We know that Fausto Rughesi came from a prominent family of the wine-making region of Montepulciano, and that his nephew was Cesare Bracci, archdeacon of Montelpulciano and author of a number of religious polemics in the early seventeenth century.
Although Rughesi is probably best known for his work as an architect in Rome, contributing to the design of the facade of Santa Maria in Valicella, or Chiesa Nuova, in 1605, as a younger man he was commissioned to produce a world map and set of continents for Vincenzo Gonzaga, Duke of Mantua, which were completed in 1597. The only known complete set of these maps, at the Biblioteca Apostolica Vaticana, bare dedicatory cartouches to Gonzaga. Surviving correspondence between Annibale Chiepo and Rughesi, recorded by Matteo Fiorini in his 1891 article on Rughesi’s world map, indicates that Gonzaga had promised to pay Rughesi two hundred gold crowns for his work, although the Duke failed to pay the second half of the commission. Later issues of some of the maps are known with the dedication and Gonzaga arms removed, presumably so that Rughesi might offer them more publically.

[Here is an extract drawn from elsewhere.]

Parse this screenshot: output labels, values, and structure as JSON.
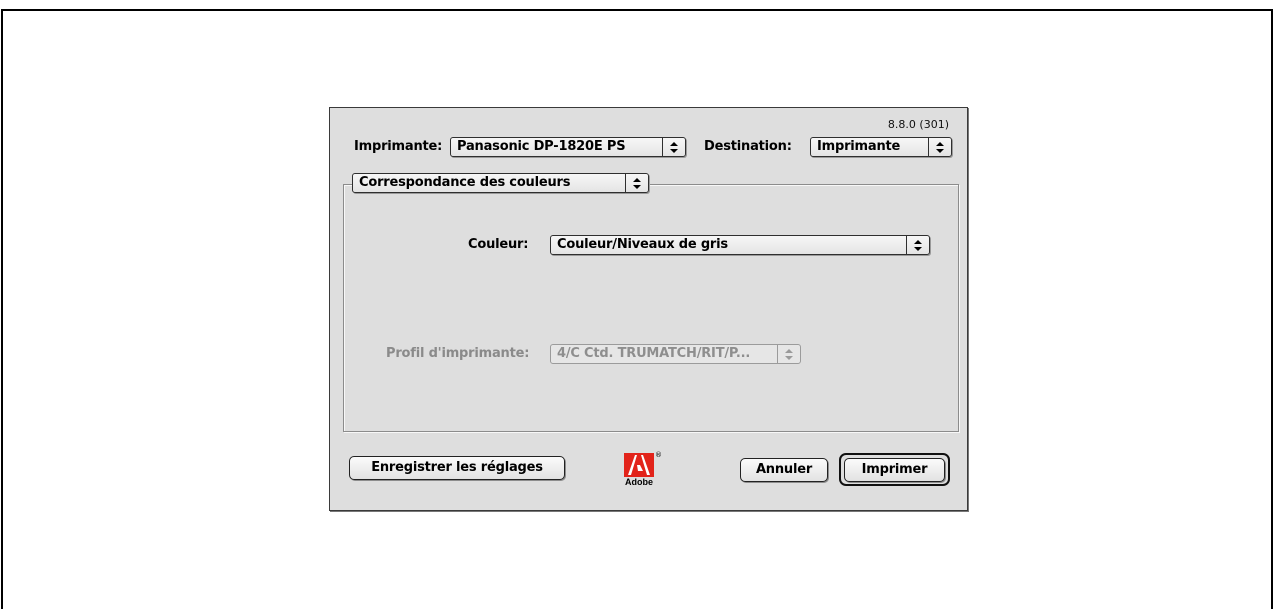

Gonzaga was a great patron of some of the greatest artists of his time: composer Claudio Monteverdi; painter Peter Paul Rubens; poet Torquato Tasso; and in the late 1590s, astronomer, astrologer, mathematician and cartographer Giovanni Antonio Magini served as tutor to Vincenzo’s sons, Francesco and Ferdinando. Magini’s ‘Atlante geografico d’Italia’ – ‘Geographic Atlas of Italy’, is dedicated to Gonzaga, and although it is tempting to believe that Rughesi may have been aided and abetted in his own commission by Magini, it is unlikely.